## Work order
All of the records below are to be copied exactly.

[[ Data section open ]]

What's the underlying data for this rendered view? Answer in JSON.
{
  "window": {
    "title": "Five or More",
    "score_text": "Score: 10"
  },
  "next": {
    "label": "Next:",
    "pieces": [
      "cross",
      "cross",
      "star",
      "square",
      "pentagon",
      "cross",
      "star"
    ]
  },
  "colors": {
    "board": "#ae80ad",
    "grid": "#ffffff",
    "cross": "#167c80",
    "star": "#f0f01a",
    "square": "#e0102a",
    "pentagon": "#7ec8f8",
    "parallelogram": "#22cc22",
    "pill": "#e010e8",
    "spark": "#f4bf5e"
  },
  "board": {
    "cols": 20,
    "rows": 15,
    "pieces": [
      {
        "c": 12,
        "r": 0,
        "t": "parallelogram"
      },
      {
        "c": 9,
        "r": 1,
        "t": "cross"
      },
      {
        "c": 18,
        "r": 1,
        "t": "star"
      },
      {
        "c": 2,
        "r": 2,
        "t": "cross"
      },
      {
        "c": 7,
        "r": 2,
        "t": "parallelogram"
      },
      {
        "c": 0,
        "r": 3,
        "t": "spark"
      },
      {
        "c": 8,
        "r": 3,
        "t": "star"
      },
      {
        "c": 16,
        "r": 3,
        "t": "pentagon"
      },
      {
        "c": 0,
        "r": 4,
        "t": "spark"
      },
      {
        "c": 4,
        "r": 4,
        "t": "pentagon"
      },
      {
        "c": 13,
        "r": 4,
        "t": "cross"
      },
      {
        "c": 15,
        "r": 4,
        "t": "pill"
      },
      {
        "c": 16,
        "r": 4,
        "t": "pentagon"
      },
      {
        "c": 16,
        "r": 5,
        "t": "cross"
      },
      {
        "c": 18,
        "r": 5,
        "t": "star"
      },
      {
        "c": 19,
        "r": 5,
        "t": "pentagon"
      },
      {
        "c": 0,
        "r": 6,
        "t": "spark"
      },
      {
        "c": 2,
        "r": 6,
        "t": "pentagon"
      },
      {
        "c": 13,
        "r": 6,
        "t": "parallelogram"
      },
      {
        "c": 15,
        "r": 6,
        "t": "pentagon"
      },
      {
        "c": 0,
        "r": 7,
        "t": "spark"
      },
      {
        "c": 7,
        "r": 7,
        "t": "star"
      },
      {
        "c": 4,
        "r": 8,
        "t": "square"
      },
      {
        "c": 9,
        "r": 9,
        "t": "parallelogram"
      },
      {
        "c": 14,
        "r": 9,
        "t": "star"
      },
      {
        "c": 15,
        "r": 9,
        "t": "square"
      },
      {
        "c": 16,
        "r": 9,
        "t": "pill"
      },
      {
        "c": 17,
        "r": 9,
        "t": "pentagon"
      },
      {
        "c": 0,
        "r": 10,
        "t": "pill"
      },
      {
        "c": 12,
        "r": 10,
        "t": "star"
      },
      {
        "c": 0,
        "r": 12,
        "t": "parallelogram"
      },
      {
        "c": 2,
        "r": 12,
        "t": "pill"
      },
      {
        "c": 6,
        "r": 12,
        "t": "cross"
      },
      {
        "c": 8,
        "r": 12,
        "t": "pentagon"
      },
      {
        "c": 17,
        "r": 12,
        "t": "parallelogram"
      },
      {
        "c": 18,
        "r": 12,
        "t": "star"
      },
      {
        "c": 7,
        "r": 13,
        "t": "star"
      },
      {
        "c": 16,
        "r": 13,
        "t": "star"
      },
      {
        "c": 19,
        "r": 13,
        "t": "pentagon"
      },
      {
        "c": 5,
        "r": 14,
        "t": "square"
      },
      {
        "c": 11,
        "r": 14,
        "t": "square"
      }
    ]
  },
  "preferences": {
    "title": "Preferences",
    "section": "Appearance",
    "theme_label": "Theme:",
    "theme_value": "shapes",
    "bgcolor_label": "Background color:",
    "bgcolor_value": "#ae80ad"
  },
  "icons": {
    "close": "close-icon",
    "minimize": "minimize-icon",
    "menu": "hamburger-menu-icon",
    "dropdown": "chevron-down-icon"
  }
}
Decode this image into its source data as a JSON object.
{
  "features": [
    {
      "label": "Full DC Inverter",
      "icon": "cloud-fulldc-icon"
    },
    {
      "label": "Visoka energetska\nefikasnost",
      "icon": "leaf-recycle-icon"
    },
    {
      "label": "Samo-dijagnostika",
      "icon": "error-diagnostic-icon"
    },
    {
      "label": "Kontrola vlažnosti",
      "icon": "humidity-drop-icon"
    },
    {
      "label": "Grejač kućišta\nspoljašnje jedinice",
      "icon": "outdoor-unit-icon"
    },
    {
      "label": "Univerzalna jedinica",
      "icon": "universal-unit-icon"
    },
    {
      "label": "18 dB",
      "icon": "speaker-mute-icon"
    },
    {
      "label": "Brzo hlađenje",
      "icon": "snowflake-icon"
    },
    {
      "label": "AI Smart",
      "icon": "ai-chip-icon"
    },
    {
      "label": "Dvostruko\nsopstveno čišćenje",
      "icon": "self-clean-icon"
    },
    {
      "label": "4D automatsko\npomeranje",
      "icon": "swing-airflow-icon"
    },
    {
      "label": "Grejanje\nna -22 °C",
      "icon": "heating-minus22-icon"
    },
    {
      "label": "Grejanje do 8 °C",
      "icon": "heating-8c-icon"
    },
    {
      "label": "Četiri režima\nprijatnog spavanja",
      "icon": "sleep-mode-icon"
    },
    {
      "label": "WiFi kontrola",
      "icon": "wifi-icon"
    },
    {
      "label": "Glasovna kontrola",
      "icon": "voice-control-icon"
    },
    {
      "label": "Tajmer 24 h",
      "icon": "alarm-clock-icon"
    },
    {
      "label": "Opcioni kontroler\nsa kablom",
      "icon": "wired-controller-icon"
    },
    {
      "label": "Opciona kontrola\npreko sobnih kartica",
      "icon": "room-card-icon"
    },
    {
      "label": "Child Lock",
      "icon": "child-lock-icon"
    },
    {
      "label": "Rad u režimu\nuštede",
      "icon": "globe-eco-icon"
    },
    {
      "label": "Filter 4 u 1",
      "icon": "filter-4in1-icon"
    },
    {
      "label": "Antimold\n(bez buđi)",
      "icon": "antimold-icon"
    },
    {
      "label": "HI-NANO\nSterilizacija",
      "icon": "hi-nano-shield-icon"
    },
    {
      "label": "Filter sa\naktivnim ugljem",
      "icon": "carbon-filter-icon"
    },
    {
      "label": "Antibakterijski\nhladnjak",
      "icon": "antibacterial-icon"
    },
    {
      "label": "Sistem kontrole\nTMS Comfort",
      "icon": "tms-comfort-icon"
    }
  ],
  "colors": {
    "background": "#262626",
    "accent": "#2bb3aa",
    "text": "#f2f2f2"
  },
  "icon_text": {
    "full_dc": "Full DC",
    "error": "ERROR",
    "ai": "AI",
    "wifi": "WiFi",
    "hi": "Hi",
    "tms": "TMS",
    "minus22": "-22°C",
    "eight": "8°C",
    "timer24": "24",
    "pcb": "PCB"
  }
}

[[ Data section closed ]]

## Solution
What's the underlying data for this rendered view? Answer in JSON.
{
  "window": {
    "title": "Five or More",
    "score_text": "Score: 10"
  },
  "next": {
    "label": "Next:",
    "pieces": [
      "cross",
      "cross",
      "star",
      "square",
      "pentagon",
      "cross",
      "star"
    ]
  },
  "colors": {
    "board": "#ae80ad",
    "grid": "#ffffff",
    "cross": "#167c80",
    "star": "#f0f01a",
    "square": "#e0102a",
    "pentagon": "#7ec8f8",
    "parallelogram": "#22cc22",
    "pill": "#e010e8",
    "spark": "#f4bf5e"
  },
  "board": {
    "cols": 20,
    "rows": 15,
    "pieces": [
      {
        "c": 12,
        "r": 0,
        "t": "parallelogram"
      },
      {
        "c": 9,
        "r": 1,
        "t": "cross"
      },
      {
        "c": 18,
        "r": 1,
        "t": "star"
      },
      {
        "c": 2,
        "r": 2,
        "t": "cross"
      },
      {
        "c": 7,
        "r": 2,
        "t": "parallelogram"
      },
      {
        "c": 0,
        "r": 3,
        "t": "spark"
      },
      {
        "c": 8,
        "r": 3,
        "t": "star"
      },
      {
        "c": 16,
        "r": 3,
        "t": "pentagon"
      },
      {
        "c": 0,
        "r": 4,
        "t": "spark"
      },
      {
        "c": 4,
        "r": 4,
        "t": "pentagon"
      },
      {
        "c": 13,
        "r": 4,
        "t": "cross"
      },
      {
        "c": 15,
        "r": 4,
        "t": "pill"
      },
      {
        "c": 16,
        "r": 4,
        "t": "pentagon"
      },
      {
        "c": 16,
        "r": 5,
        "t": "cross"
      },
      {
        "c": 18,
        "r": 5,
        "t": "star"
      },
      {
        "c": 19,
        "r": 5,
        "t": "pentagon"
      },
      {
        "c": 0,
        "r": 6,
        "t": "spark"
      },
      {
        "c": 2,
        "r": 6,
        "t": "pentagon"
      },
      {
        "c": 13,
        "r": 6,
        "t": "parallelogram"
      },
      {
        "c": 15,
        "r": 6,
        "t": "pentagon"
      },
      {
        "c": 0,
        "r": 7,
        "t": "spark"
      },
      {
        "c": 7,
        "r": 7,
        "t": "star"
      },
      {
        "c": 4,
        "r": 8,
        "t": "square"
      },
      {
        "c": 9,
        "r": 9,
        "t": "parallelogram"
      },
      {
        "c": 14,
        "r": 9,
        "t": "star"
      },
      {
        "c": 15,
        "r": 9,
        "t": "square"
      },
      {
        "c": 16,
        "r": 9,
        "t": "pill"
      },
      {
        "c": 17,
        "r": 9,
        "t": "pentagon"
      },
      {
        "c": 0,
        "r": 10,
        "t": "pill"
      },
      {
        "c": 12,
        "r": 10,
        "t": "star"
      },
      {
        "c": 0,
        "r": 12,
        "t": "parallelogram"
      },
      {
        "c": 2,
        "r": 12,
        "t": "pill"
      },
      {
        "c": 6,
        "r": 12,
        "t": "cross"
      },
      {
        "c": 8,
        "r": 12,
        "t": "pentagon"
      },
      {
        "c": 17,
        "r": 12,
        "t": "parallelogram"
      },
      {
        "c": 18,
        "r": 12,
        "t": "star"
      },
      {
        "c": 7,
        "r": 13,
        "t": "star"
      },
      {
        "c": 16,
        "r": 13,
        "t": "star"
      },
      {
        "c": 19,
        "r": 13,
        "t": "pentagon"
      },
      {
        "c": 5,
        "r": 14,
        "t": "square"
      },
      {
        "c": 11,
        "r": 14,
        "t": "square"
      }
    ]
  },
  "preferences": {
    "title": "Preferences",
    "section": "Appearance",
    "theme_label": "Theme:",
    "theme_value": "shapes",
    "bgcolor_label": "Background color:",
    "bgcolor_value": "#ae80ad"
  },
  "icons": {
    "close": "close-icon",
    "minimize": "minimize-icon",
    "menu": "hamburger-menu-icon",
    "dropdown": "chevron-down-icon"
  }
}
Decode this image into its source data as a JSON object.
{
  "features": [
    {
      "label": "Full DC Inverter",
      "icon": "cloud-fulldc-icon"
    },
    {
      "label": "Visoka energetska\nefikasnost",
      "icon": "leaf-recycle-icon"
    },
    {
      "label": "Samo-dijagnostika",
      "icon": "error-diagnostic-icon"
    },
    {
      "label": "Kontrola vlažnosti",
      "icon": "humidity-drop-icon"
    },
    {
      "label": "Grejač kućišta\nspoljašnje jedinice",
      "icon": "outdoor-unit-icon"
    },
    {
      "label": "Univerzalna jedinica",
      "icon": "universal-unit-icon"
    },
    {
      "label": "18 dB",
      "icon": "speaker-mute-icon"
    },
    {
      "label": "Brzo hlađenje",
      "icon": "snowflake-icon"
    },
    {
      "label": "AI Smart",
      "icon": "ai-chip-icon"
    },
    {
      "label": "Dvostruko\nsopstveno čišćenje",
      "icon": "self-clean-icon"
    },
    {
      "label": "4D automatsko\npomeranje",
      "icon": "swing-airflow-icon"
    },
    {
      "label": "Grejanje\nna -22 °C",
      "icon": "heating-minus22-icon"
    },
    {
      "label": "Grejanje do 8 °C",
      "icon": "heating-8c-icon"
    },
    {
      "label": "Četiri režima\nprijatnog spavanja",
      "icon": "sleep-mode-icon"
    },
    {
      "label": "WiFi kontrola",
      "icon": "wifi-icon"
    },
    {
      "label": "Glasovna kontrola",
      "icon": "voice-control-icon"
    },
    {
      "label": "Tajmer 24 h",
      "icon": "alarm-clock-icon"
    },
    {
      "label": "Opcioni kontroler\nsa kablom",
      "icon": "wired-controller-icon"
    },
    {
      "label": "Opciona kontrola\npreko sobnih kartica",
      "icon": "room-card-icon"
    },
    {
      "label": "Child Lock",
      "icon": "child-lock-icon"
    },
    {
      "label": "Rad u režimu\nuštede",
      "icon": "globe-eco-icon"
    },
    {
      "label": "Filter 4 u 1",
      "icon": "filter-4in1-icon"
    },
    {
      "label": "Antimold\n(bez buđi)",
      "icon": "antimold-icon"
    },
    {
      "label": "HI-NANO\nSterilizacija",
      "icon": "hi-nano-shield-icon"
    },
    {
      "label": "Filter sa\naktivnim ugljem",
      "icon": "carbon-filter-icon"
    },
    {
      "label": "Antibakterijski\nhladnjak",
      "icon": "antibacterial-icon"
    },
    {
      "label": "Sistem kontrole\nTMS Comfort",
      "icon": "tms-comfort-icon"
    }
  ],
  "colors": {
    "background": "#262626",
    "accent": "#2bb3aa",
    "text": "#f2f2f2"
  },
  "icon_text": {
    "full_dc": "Full DC",
    "error": "ERROR",
    "ai": "AI",
    "wifi": "WiFi",
    "hi": "Hi",
    "tms": "TMS",
    "minus22": "-22°C",
    "eight": "8°C",
    "timer24": "24",
    "pcb": "PCB"
  }
}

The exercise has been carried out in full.